Explaining the benefits of new technologies to your clients is key
Over the past 20+ years in this industry I have seen it called many things – home automation, smart home, home integration, intelligent domain and connected home, to name just a few.
The good news is that the industry, whatever it is called, has come of age with the rapid, never-ending progress of technology and innovation. And you can combine this with consumers not just accepting, but embracing and expecting, connectivity, communication and entertainment wherever, whenever and on any device.
For instance, look at one of the world’s largest tradeshows, the Consumer Electronics Show (CES), held every January in Las Vegas, Nevada, US. The 2012 event had record attendance with over 150,000 attendees from 80 countries, all coming to see the latest technologies and gadgets that will be the next mobile phone or iPad of the future.
Life in the digital age is empowered by networks, bits, bytes, IP, web, the internet, tablets, mobile devices, and the list goes on. Digital is the de facto standard for the commercial world and now it’s ubiquitous in today’s homes, including multi-room audio, computer networks, surveillance cameras, communication systems, lighting, energy management, security systems, home theatres, home control and more.
It’s all about connectivity so let’s take a look at how it works in the digital building of today. And in order to best highlight the possibilities of these technologies to your clients, tell them to imagine a house made of puzzle pieces, one for each of the systems in the home:
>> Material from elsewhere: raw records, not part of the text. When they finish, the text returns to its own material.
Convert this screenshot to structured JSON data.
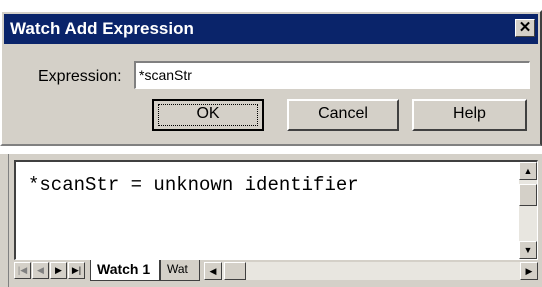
{
  "dialog": {
    "title": "Watch Add Expression",
    "close_glyph": "✕",
    "expression_label": "Expression:",
    "expression_value": "*scanStr",
    "buttons": {
      "ok": "OK",
      "cancel": "Cancel",
      "help": "Help"
    }
  },
  "watch": {
    "content": "*scanStr = unknown identifier",
    "tabs": {
      "active": "Watch 1",
      "other": "Wat"
    },
    "icons": {
      "first": "first-page-icon",
      "prev": "prev-page-icon",
      "next": "next-page-icon",
      "last": "last-page-icon",
      "up": "scroll-up-arrow-icon",
      "down": "scroll-down-arrow-icon",
      "left": "scroll-left-arrow-icon",
      "right": "scroll-right-arrow-icon"
    }
  },
  "colors": {
    "titlebar": "#0a246a",
    "face": "#d4d0c8"
  }
}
Environment and energy management
Security, health and safety
Power monitoring, protection and back-up
With all the benefits and interest in digital living, the market is opening wide. For years, many have predicted a plug-and-play world for installation of electronics. Products and interoperability have improved dramatically over the past decade, yet growth in technology is still faster than product enhancements, requiring installation and interconnection by trained and qualified technicians.
The skill set required is different than that of the electrician, the traditional wire installer in the home. The professional contractors serving the home provide electrical, plumbing, and HVAC now need the fourth trade – the company delivering digital living, the electronic systems contractor. The ESC includes the person performing the work in the field, called an electronic systems technician (EST), and the person doing advanced setup, programming and ongoing support known as a DTIP, digital technology integration professional.
Those in the industry know the benefits of digital living and the good news is the world is catching on fast. I have been watching and waiting for this for 20 years and am excited to have the opportunity to share my insights here during 2012.
If you would like to use the puzzle house graphic in sharing the benefits, just drop Wilma an email at firstname.lastname@example.org and she will send the file your way.